Workplace wellness

Workplace wellness is any workplace health, promotion, activity or organizational policy designed to support healthy behavior and improve health outcomes. Employee wellness programs are attractive for potential employees and major perks for existing employees. Before incorporating a workplace wellness program, employers should carefully weigh the pros and cons of each program.

Chronic diseases such as depression and hypertension can lead to a decline in the overall health of employees in a workplace, contribute to an increase in health-related expenses for employers and employees, and lead to lower productivity and/or days of work missed. Some workplaces have realized the benefits of health promotion, and to curb the costs of rising health care, offer workplace health benefits to their employees. Ideally, the office should be a place protecting the safety and well-being of employees while providing opportunities for better long-term health.

Employee wellness programs can boost office morale and strengthen employee relationships. Whether a workplace institutes a weight loss challenge, a runners group or an on-site gym, a workplace is bringing employees together in interest groups with likeminded colleagues. Changing how employees interact and support one another can translate to a more supportive and positive work environment. A healthy work environment in turn positively affects productivity.

The cost of employee wellness programs is something that every employer must consider. Building a gym or bringing in a nutritionist will cost money and some workplaces may not have the sufficient resources available to implement wellness programs. Some of the wellness employees a workplace brings in can be paid a salary like other employees, but facilities will generally need upfront cash in order to begin building.

Workplace wellness programs also include policies intended to facilitate employee health, including allowing time for exercise, providing on-site kitchens and eating areas, offering healthful food options in vending machines, holding “walk and talk” meetings, and offering financial and other incentives for participation. Effective workplace programs, policies, and environments that are health-focused and worker-centered have the potential to significantly benefit employers, employees, their families, and communities.

However, workplace wellness programs may inadvertently discourage employees from participating in the company’s health benefits. The health within the workplace is made up of numerous factors and some are out of a person’s control. Some employees can be genetically predisposed to high blood pressure, high cholesterol or diabetes, and it is important to take these factors into consideration when developing an effective wellness program for a workplace. For some employees, the idea of required participation in a wellness program is intimidating. If an employee doesn’t reach the workplace’s goal and money is involved, it can potentially add stress within the workplace. Participation then becomes unaffordable and an employee may seek health benefits elsewhere.

While it remains unclear how well workplace wellness programs are doing at achieving all of their original goals, one thing that is clear is that there are benefits to both the employee and the employer. Wellness programs have led to higher productivity, lower absenteeism and greater job satisfaction.
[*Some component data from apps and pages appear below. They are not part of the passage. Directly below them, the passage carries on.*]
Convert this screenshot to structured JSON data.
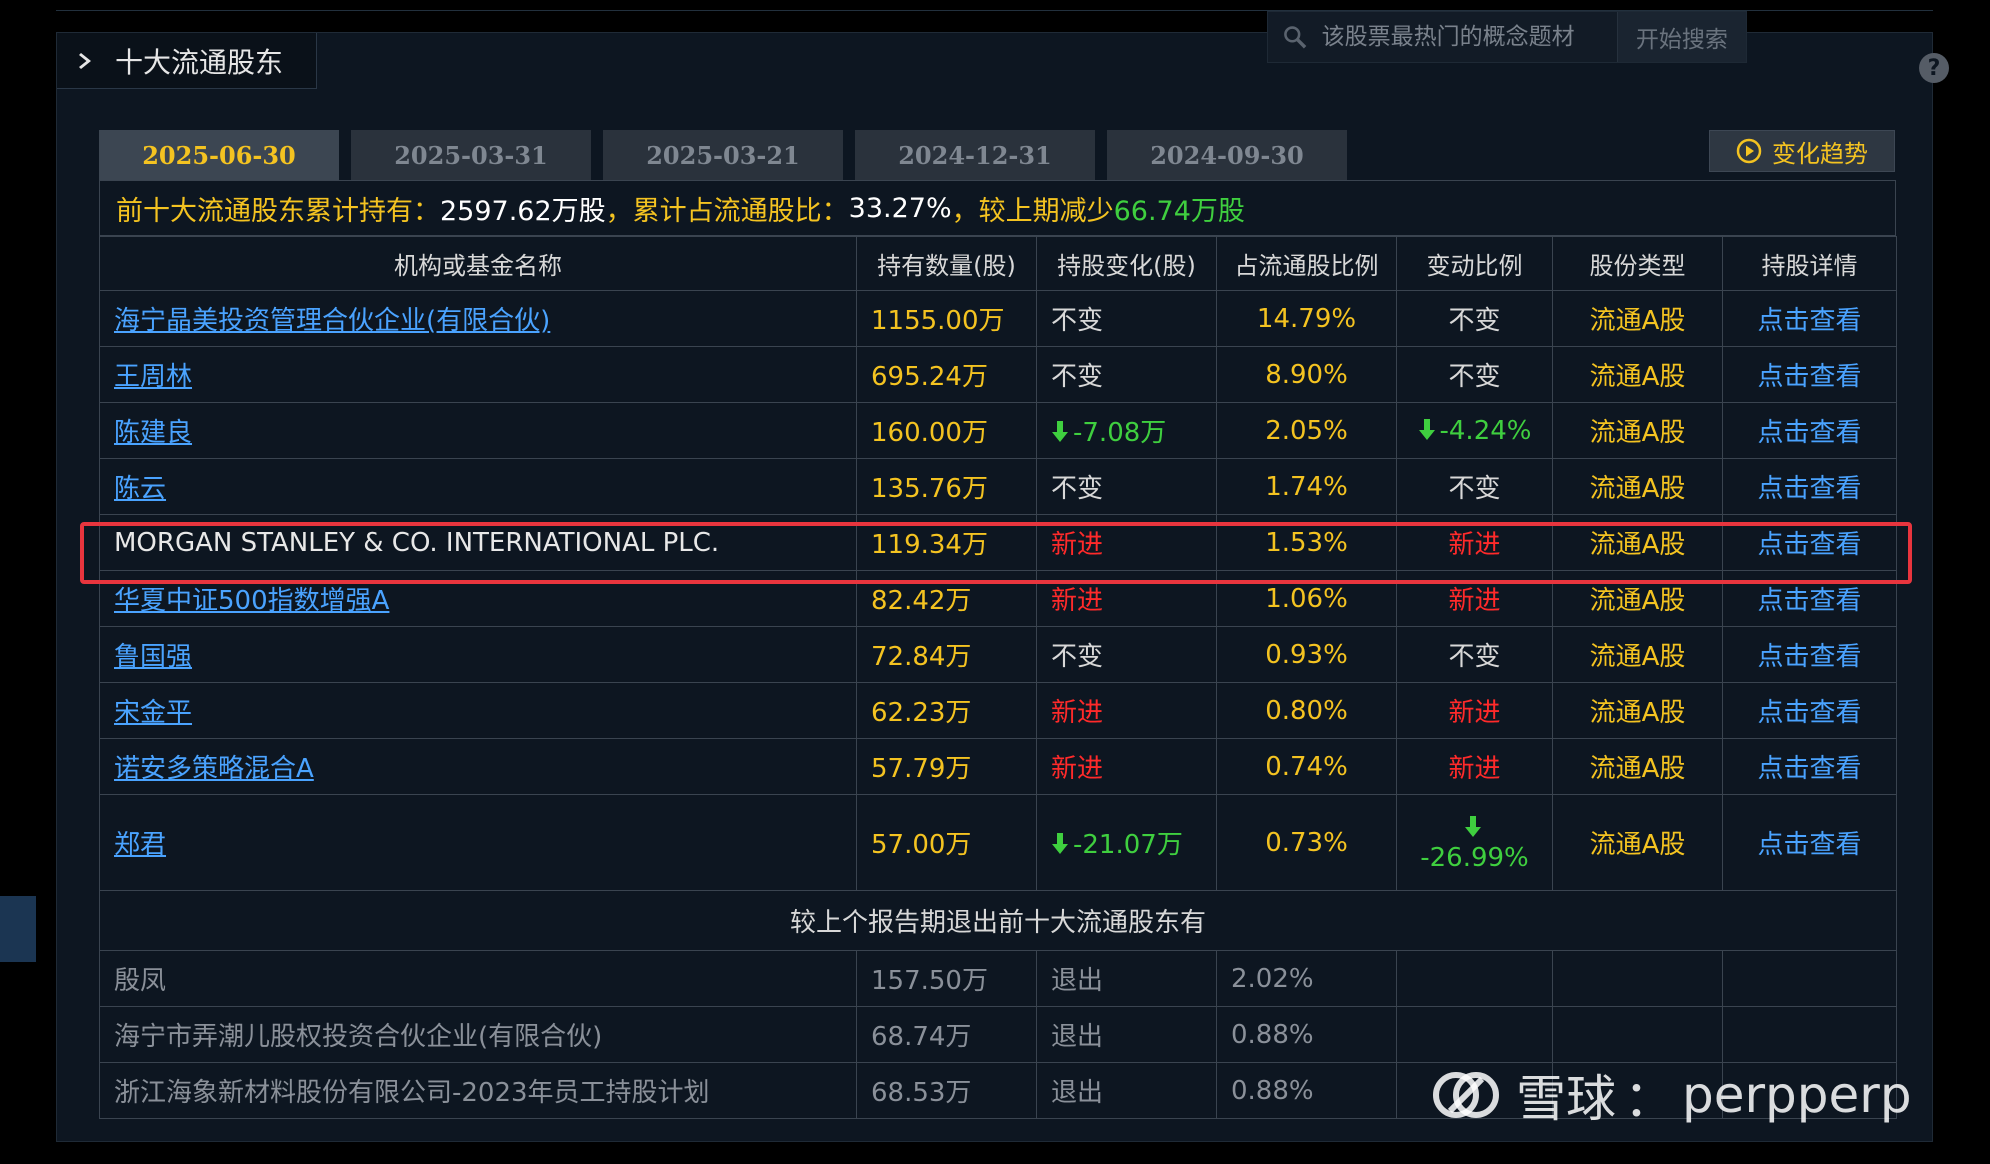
{
  "section_title": "十大流通股东",
  "search": {
    "placeholder": "该股票最热门的概念题材",
    "button": "开始搜索"
  },
  "help_label": "?",
  "tabs": [
    {
      "label": "2025-06-30",
      "active": true
    },
    {
      "label": "2025-03-31",
      "active": false
    },
    {
      "label": "2025-03-21",
      "active": false
    },
    {
      "label": "2024-12-31",
      "active": false
    },
    {
      "label": "2024-09-30",
      "active": false
    }
  ],
  "trend_button": "变化趋势",
  "summary": {
    "p1": "前十大流通股东累计持有：",
    "total": "2597.62万股",
    "p2": "，累计占流通股比：",
    "ratio": "33.27%",
    "p3": " ，较上期减少",
    "change": "66.74万股"
  },
  "columns": [
    "机构或基金名称",
    "持有数量(股)",
    "持股变化(股)",
    "占流通股比例",
    "变动比例",
    "股份类型",
    "持股详情"
  ],
  "rows": [
    {
      "name": "海宁晶美投资管理合伙企业(有限合伙)",
      "link": true,
      "hold": "1155.00万",
      "change": "不变",
      "change_type": "same",
      "ratio": "14.79%",
      "var": "不变",
      "var_type": "same",
      "type": "流通A股",
      "detail": "点击查看"
    },
    {
      "name": "王周林",
      "link": true,
      "hold": "695.24万",
      "change": "不变",
      "change_type": "same",
      "ratio": "8.90%",
      "var": "不变",
      "var_type": "same",
      "type": "流通A股",
      "detail": "点击查看"
    },
    {
      "name": "陈建良",
      "link": true,
      "hold": "160.00万",
      "change": "-7.08万",
      "change_type": "down",
      "ratio": "2.05%",
      "var": "-4.24%",
      "var_type": "down",
      "type": "流通A股",
      "detail": "点击查看"
    },
    {
      "name": "陈云",
      "link": true,
      "hold": "135.76万",
      "change": "不变",
      "change_type": "same",
      "ratio": "1.74%",
      "var": "不变",
      "var_type": "same",
      "type": "流通A股",
      "detail": "点击查看"
    },
    {
      "name": "MORGAN STANLEY & CO. INTERNATIONAL PLC.",
      "link": false,
      "hold": "119.34万",
      "change": "新进",
      "change_type": "new",
      "ratio": "1.53%",
      "var": "新进",
      "var_type": "new",
      "type": "流通A股",
      "detail": "点击查看"
    },
    {
      "name": "华夏中证500指数增强A",
      "link": true,
      "hold": "82.42万",
      "change": "新进",
      "change_type": "new",
      "ratio": "1.06%",
      "var": "新进",
      "var_type": "new",
      "type": "流通A股",
      "detail": "点击查看"
    },
    {
      "name": "鲁国强",
      "link": true,
      "hold": "72.84万",
      "change": "不变",
      "change_type": "same",
      "ratio": "0.93%",
      "var": "不变",
      "var_type": "same",
      "type": "流通A股",
      "detail": "点击查看"
    },
    {
      "name": "宋金平",
      "link": true,
      "hold": "62.23万",
      "change": "新进",
      "change_type": "new",
      "ratio": "0.80%",
      "var": "新进",
      "var_type": "new",
      "type": "流通A股",
      "detail": "点击查看"
    },
    {
      "name": "诺安多策略混合A",
      "link": true,
      "hold": "57.79万",
      "change": "新进",
      "change_type": "new",
      "ratio": "0.74%",
      "var": "新进",
      "var_type": "new",
      "type": "流通A股",
      "detail": "点击查看"
    },
    {
      "name": "郑君",
      "link": true,
      "hold": "57.00万",
      "change": "-21.07万",
      "change_type": "down",
      "ratio": "0.73%",
      "var": "-26.99%",
      "var_type": "down",
      "type": "流通A股",
      "detail": "点击查看"
    }
  ],
  "exit_title": "较上个报告期退出前十大流通股东有",
  "exit_rows": [
    {
      "name": "殷凤",
      "hold": "157.50万",
      "status": "退出",
      "ratio": "2.02%"
    },
    {
      "name": "海宁市弄潮儿股权投资合伙企业(有限合伙)",
      "hold": "68.74万",
      "status": "退出",
      "ratio": "0.88%"
    },
    {
      "name": "浙江海象新材料股份有限公司-2023年员工持股计划",
      "hold": "68.53万",
      "status": "退出",
      "ratio": "0.88%"
    }
  ],
  "watermark": {
    "brand": "雪球",
    "sep": "：",
    "user": "perpperp"
  },
  "colors": {
    "accent": "#f4c321",
    "link": "#4aa3ff",
    "new": "#ff2a2a",
    "down": "#3fcf3f",
    "highlight": "#e8353e"
  }
}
Investing in clinically-proven wellness programs fosters healthier, more productive, and happier employees. Making wellness a priority by providing incentives shows that a workplace cares about the well-being of employees which will make the top employee prospects want to work for you. Between health benefits, financial incentives, and possibly even improved job satisfaction, workplace wellness programs may be worth implementing in the workplace.

This article was contributed by volunteer blogger Shan Simpson, and edited by volunteer editor Parul Datta.